═════ GIVEN RECORDS ═════

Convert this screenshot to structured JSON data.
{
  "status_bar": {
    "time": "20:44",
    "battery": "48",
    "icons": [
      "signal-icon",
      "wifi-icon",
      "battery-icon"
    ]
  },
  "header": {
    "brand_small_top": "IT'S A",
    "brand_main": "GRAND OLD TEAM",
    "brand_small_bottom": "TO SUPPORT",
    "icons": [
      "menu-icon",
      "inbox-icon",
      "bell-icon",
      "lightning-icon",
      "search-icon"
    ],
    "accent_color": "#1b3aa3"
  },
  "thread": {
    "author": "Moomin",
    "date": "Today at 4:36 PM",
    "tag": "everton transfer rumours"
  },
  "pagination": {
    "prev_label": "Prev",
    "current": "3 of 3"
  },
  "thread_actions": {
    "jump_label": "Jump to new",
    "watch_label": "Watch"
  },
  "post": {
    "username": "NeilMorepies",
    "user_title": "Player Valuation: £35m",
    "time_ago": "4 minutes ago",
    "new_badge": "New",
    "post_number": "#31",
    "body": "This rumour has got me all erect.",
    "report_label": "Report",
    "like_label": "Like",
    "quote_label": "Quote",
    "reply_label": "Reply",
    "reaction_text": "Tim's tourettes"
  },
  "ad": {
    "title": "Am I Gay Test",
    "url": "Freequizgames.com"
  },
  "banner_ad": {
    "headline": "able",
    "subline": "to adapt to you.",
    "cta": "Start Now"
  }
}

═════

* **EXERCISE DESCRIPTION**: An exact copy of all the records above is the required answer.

* **TASK SOLUTION**:
Convert this screenshot to structured JSON data.
{
  "status_bar": {
    "time": "20:44",
    "battery": "48",
    "icons": [
      "signal-icon",
      "wifi-icon",
      "battery-icon"
    ]
  },
  "header": {
    "brand_small_top": "IT'S A",
    "brand_main": "GRAND OLD TEAM",
    "brand_small_bottom": "TO SUPPORT",
    "icons": [
      "menu-icon",
      "inbox-icon",
      "bell-icon",
      "lightning-icon",
      "search-icon"
    ],
    "accent_color": "#1b3aa3"
  },
  "thread": {
    "author": "Moomin",
    "date": "Today at 4:36 PM",
    "tag": "everton transfer rumours"
  },
  "pagination": {
    "prev_label": "Prev",
    "current": "3 of 3"
  },
  "thread_actions": {
    "jump_label": "Jump to new",
    "watch_label": "Watch"
  },
  "post": {
    "username": "NeilMorepies",
    "user_title": "Player Valuation: £35m",
    "time_ago": "4 minutes ago",
    "new_badge": "New",
    "post_number": "#31",
    "body": "This rumour has got me all erect.",
    "report_label": "Report",
    "like_label": "Like",
    "quote_label": "Quote",
    "reply_label": "Reply",
    "reaction_text": "Tim's tourettes"
  },
  "ad": {
    "title": "Am I Gay Test",
    "url": "Freequizgames.com"
  },
  "banner_ad": {
    "headline": "able",
    "subline": "to adapt to you.",
    "cta": "Start Now"
  }
}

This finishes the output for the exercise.